Tuesday, January 31, 2012

The Last Dickens, by Matthew Pearl

In his most enthralling novel yet, the critically acclaimed author Matthew Pearl reopens one of literary history’s greatest mysteries. The Last Dickens is a tale filled with the dazzling twists and turns, the unerring period details, and the meticulous research that thrilled readers of the bestsellers The Dante Club and The Poe Shadow.

Boston, 1870. When news of Charles Dickens’s untimely death reaches the office of his struggling American publisher, Fields & Osgood, partner James Osgood sends his trusted clerk Daniel Sand to await the arrival of Dickens’s unfinished novel. But when Daniel’s body is discovered by the docks and the manuscript is nowhere to be found, Osgood must embark on a transatlantic quest to unearth the novel that he hopes will save his venerable business and reveal Daniel’s killer.

Danger and intrigue abound on the journey to England, for which Osgood has chosen Rebecca Sand, Daniel’s older sister, to assist him. As they attempt to uncover Dickens’s final mystery, Osgood and Rebecca find themselves racing the clock through a dangerous web of literary lions and drug dealers, sadistic thugs and blue bloods, and competing members of Dickens’s inner circle. They soon realize that understanding Dickens’s lost ending is a matter of life and death, and the hidden key to stopping a murderous mastermind.

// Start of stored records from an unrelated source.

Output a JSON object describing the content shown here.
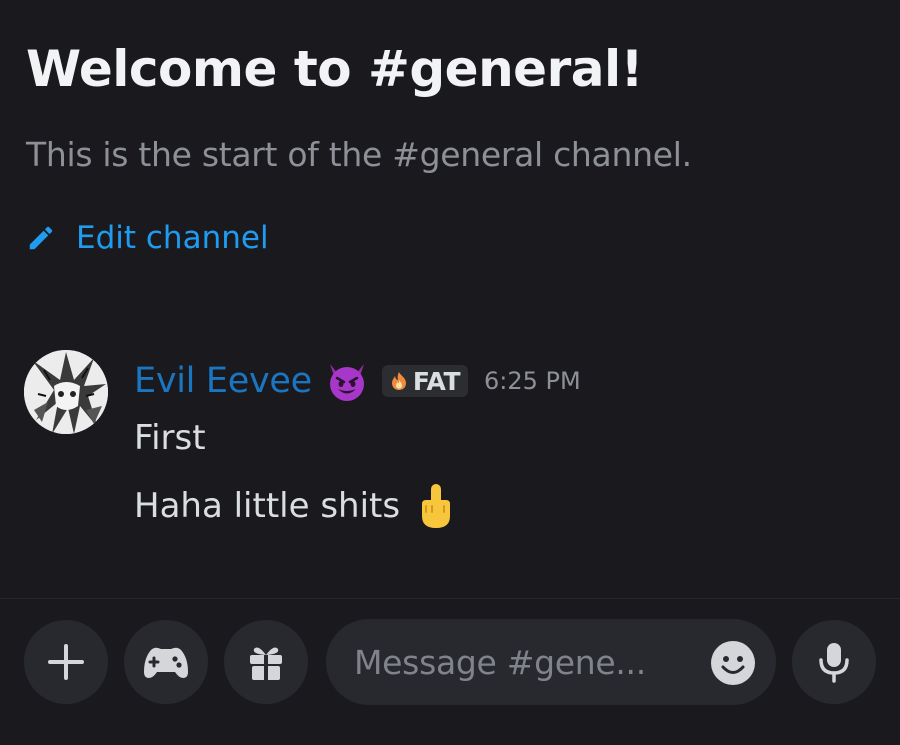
{
  "welcome": {
    "title": "Welcome to #general!",
    "subtitle": "This is the start of the #general channel.",
    "edit_label": "Edit channel"
  },
  "message": {
    "username": "Evil Eevee",
    "status_emoji": "smiling-imp-emoji",
    "tag_icon": "flame-icon",
    "tag": "FAT",
    "timestamp": "6:25 PM",
    "lines": [
      "First",
      "Haha little shits"
    ],
    "line2_emoji": "middle-finger-emoji"
  },
  "composer": {
    "placeholder": "Message #gene..."
  },
  "colors": {
    "background": "#1a1a1e",
    "link": "#1f9cf0",
    "username": "#1b76c2",
    "muted": "#8e9097",
    "button_bg": "#28292e"
  }
}
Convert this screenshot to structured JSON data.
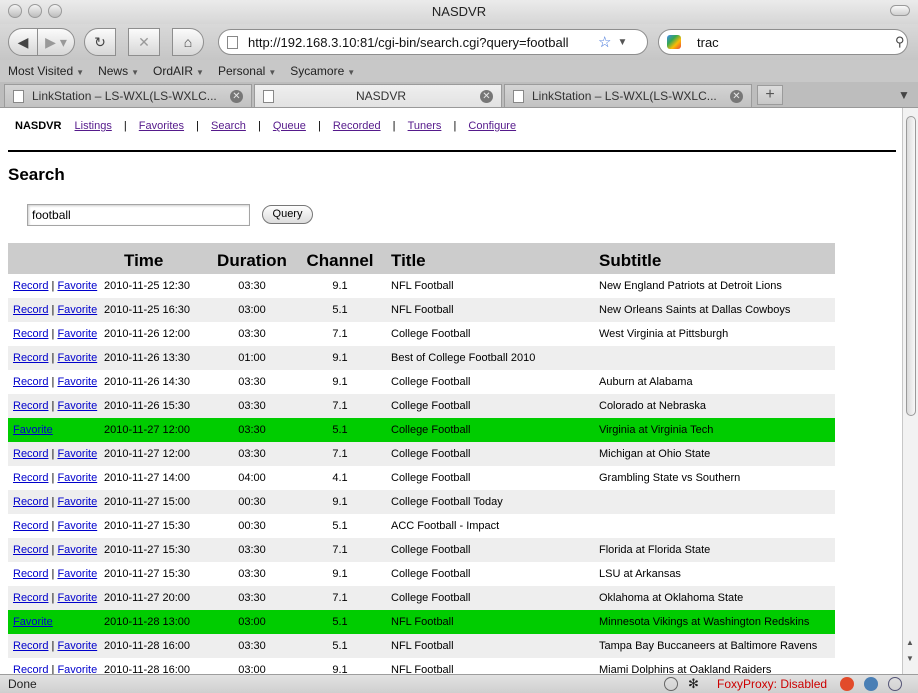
{
  "window": {
    "title": "NASDVR"
  },
  "toolbar": {
    "url": "http://192.168.3.10:81/cgi-bin/search.cgi?query=football",
    "search_value": "trac"
  },
  "bookmarks": [
    "Most Visited",
    "News",
    "OrdAIR",
    "Personal",
    "Sycamore"
  ],
  "tabs": [
    {
      "label": "LinkStation – LS-WXL(LS-WXLC..."
    },
    {
      "label": "NASDVR"
    },
    {
      "label": "LinkStation – LS-WXL(LS-WXLC..."
    }
  ],
  "page": {
    "brand": "NASDVR",
    "nav": [
      "Listings",
      "Favorites",
      "Search",
      "Queue",
      "Recorded",
      "Tuners",
      "Configure"
    ],
    "heading": "Search",
    "query_value": "football",
    "query_button": "Query",
    "columns": [
      "",
      "Time",
      "Duration",
      "Channel",
      "Title",
      "Subtitle"
    ],
    "record_label": "Record",
    "favorite_label": "Favorite",
    "rows": [
      {
        "time": "2010-11-25 12:30",
        "duration": "03:30",
        "channel": "9.1",
        "title": "NFL Football",
        "subtitle": "New England Patriots at Detroit Lions",
        "highlight": false
      },
      {
        "time": "2010-11-25 16:30",
        "duration": "03:00",
        "channel": "5.1",
        "title": "NFL Football",
        "subtitle": "New Orleans Saints at Dallas Cowboys",
        "highlight": false
      },
      {
        "time": "2010-11-26 12:00",
        "duration": "03:30",
        "channel": "7.1",
        "title": "College Football",
        "subtitle": "West Virginia at Pittsburgh",
        "highlight": false
      },
      {
        "time": "2010-11-26 13:30",
        "duration": "01:00",
        "channel": "9.1",
        "title": "Best of College Football 2010",
        "subtitle": "",
        "highlight": false
      },
      {
        "time": "2010-11-26 14:30",
        "duration": "03:30",
        "channel": "9.1",
        "title": "College Football",
        "subtitle": "Auburn at Alabama",
        "highlight": false
      },
      {
        "time": "2010-11-26 15:30",
        "duration": "03:30",
        "channel": "7.1",
        "title": "College Football",
        "subtitle": "Colorado at Nebraska",
        "highlight": false
      },
      {
        "time": "2010-11-27 12:00",
        "duration": "03:30",
        "channel": "5.1",
        "title": "College Football",
        "subtitle": "Virginia at Virginia Tech",
        "highlight": true
      },
      {
        "time": "2010-11-27 12:00",
        "duration": "03:30",
        "channel": "7.1",
        "title": "College Football",
        "subtitle": "Michigan at Ohio State",
        "highlight": false
      },
      {
        "time": "2010-11-27 14:00",
        "duration": "04:00",
        "channel": "4.1",
        "title": "College Football",
        "subtitle": "Grambling State vs Southern",
        "highlight": false
      },
      {
        "time": "2010-11-27 15:00",
        "duration": "00:30",
        "channel": "9.1",
        "title": "College Football Today",
        "subtitle": "",
        "highlight": false
      },
      {
        "time": "2010-11-27 15:30",
        "duration": "00:30",
        "channel": "5.1",
        "title": "ACC Football - Impact",
        "subtitle": "",
        "highlight": false
      },
      {
        "time": "2010-11-27 15:30",
        "duration": "03:30",
        "channel": "7.1",
        "title": "College Football",
        "subtitle": "Florida at Florida State",
        "highlight": false
      },
      {
        "time": "2010-11-27 15:30",
        "duration": "03:30",
        "channel": "9.1",
        "title": "College Football",
        "subtitle": "LSU at Arkansas",
        "highlight": false
      },
      {
        "time": "2010-11-27 20:00",
        "duration": "03:30",
        "channel": "7.1",
        "title": "College Football",
        "subtitle": "Oklahoma at Oklahoma State",
        "highlight": false
      },
      {
        "time": "2010-11-28 13:00",
        "duration": "03:00",
        "channel": "5.1",
        "title": "NFL Football",
        "subtitle": "Minnesota Vikings at Washington Redskins",
        "highlight": true
      },
      {
        "time": "2010-11-28 16:00",
        "duration": "03:30",
        "channel": "5.1",
        "title": "NFL Football",
        "subtitle": "Tampa Bay Buccaneers at Baltimore Ravens",
        "highlight": false
      },
      {
        "time": "2010-11-28 16:00",
        "duration": "03:00",
        "channel": "9.1",
        "title": "NFL Football",
        "subtitle": "Miami Dolphins at Oakland Raiders",
        "highlight": false
      }
    ]
  },
  "status": {
    "text": "Done",
    "proxy": "FoxyProxy: Disabled"
  },
  "colors": {
    "highlight_row": "#00cc00",
    "stripe_row": "#eeeeee",
    "header_row": "#cccccc",
    "link": "#0000cc",
    "visited_link": "#551a8b",
    "proxy_text": "#cc0000"
  }
}
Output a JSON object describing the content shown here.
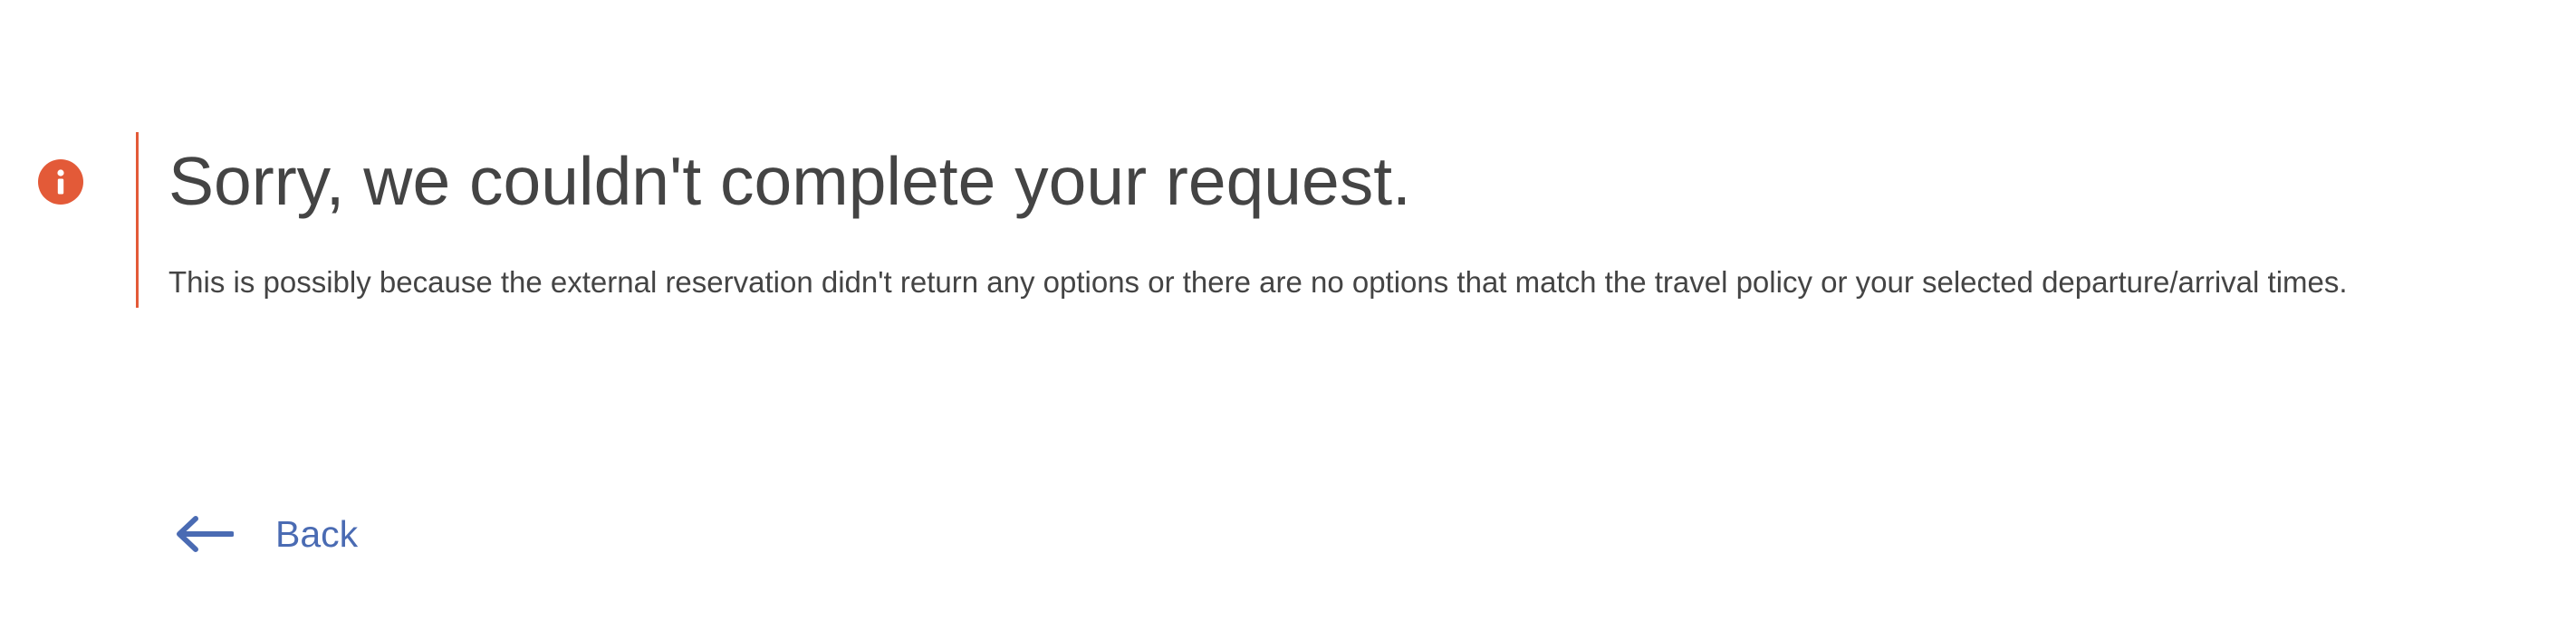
{
  "icons": {
    "error": "info-circle-icon",
    "back": "arrow-left-icon"
  },
  "colors": {
    "error_accent": "#e35a38",
    "link": "#4a6bb3",
    "text": "#444444"
  },
  "error": {
    "title": "Sorry, we couldn't complete your request.",
    "description": "This is possibly because the external reservation didn't return any options or there are no options that match the travel policy or your selected departure/arrival times."
  },
  "back": {
    "label": "Back"
  }
}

  1. I really loved this book. I think I first read this book after discovering it in the Strand downtown in New York my favorite book store in the world.
    I thought the look at the publishing industry in the late 19th century was very interesting. Not one of those things that you think about, I kept thinking to myself that this would be interesting to Grant and Alyssa since they have started working in this type of stuff.
    I personally love these type of historical fiction novels and I have a hard time putting them down. As I had read the book once already it is hard for me to say I didn't see certain plot twists coming. One of the most interesting things to me is to try and visualize certain characters and the character of Herman sure can let your imagination run wild.
    All in all I loved the book, easy read that is hard to put down.

  2. I also love this book. I wanted to plug Matthew Pearl's other books as well. I loved the Poe Shadow and The Dante Club. I love this type of historical fiction. I put his newest book on hold at the library- The Technologists. It looks great also.

  3. I just finished The Last Dickens on the train ride home tonight. It took me a little while to get into, as it kept jumping around from India to 1870 to 1867 without a clear connection to where it was all going. I had a similar disjointed feeling reading the first Sherlock Holmes novel (A Study in Scarlet) when it jumped to Utah from London.
    I enjoyed the depiction of the publishing industry in the 1870s (I did not know the history of copyright, for example). I was also intrigued by the treatment of women newly entering the workforce, the arcane rules about divorce, as well as legal opium and its morphine 'cure'.
    I like historical fiction as a great way to learn and retain information about time periods and events in history, but I always wonder how much of it is real and how much is fake, so the Afterward was welcome.
    I felt a bit stupid when Wakefield turned out to be the bad guy, as I should have seen that coming long before I did. I also did not expect him to be Trood, though that was a twist worthy of Dickens.
    The climax was actually very well done, as I could imagine the scenes vividly -- especially the part where Wakefield forces Herman to dance with him -- it would make a good movie.
    All in all, an enjoyable read. I will have to check out his others.

  4. I had very similar thoughts to Jason on this book. Most of the book was very descriptive and visual- lending itself to be a pretty cool movie.
    I loved Rebecca's character and it was interesting to hear how divorce, single women and working women were addressed and the rules involved.
    Overall I had a really hard time getting into this book (I think I re-read the same page four nights in a row!), but once I got about half way through, I was hooked. I'm interested now in reading some real Dickens work.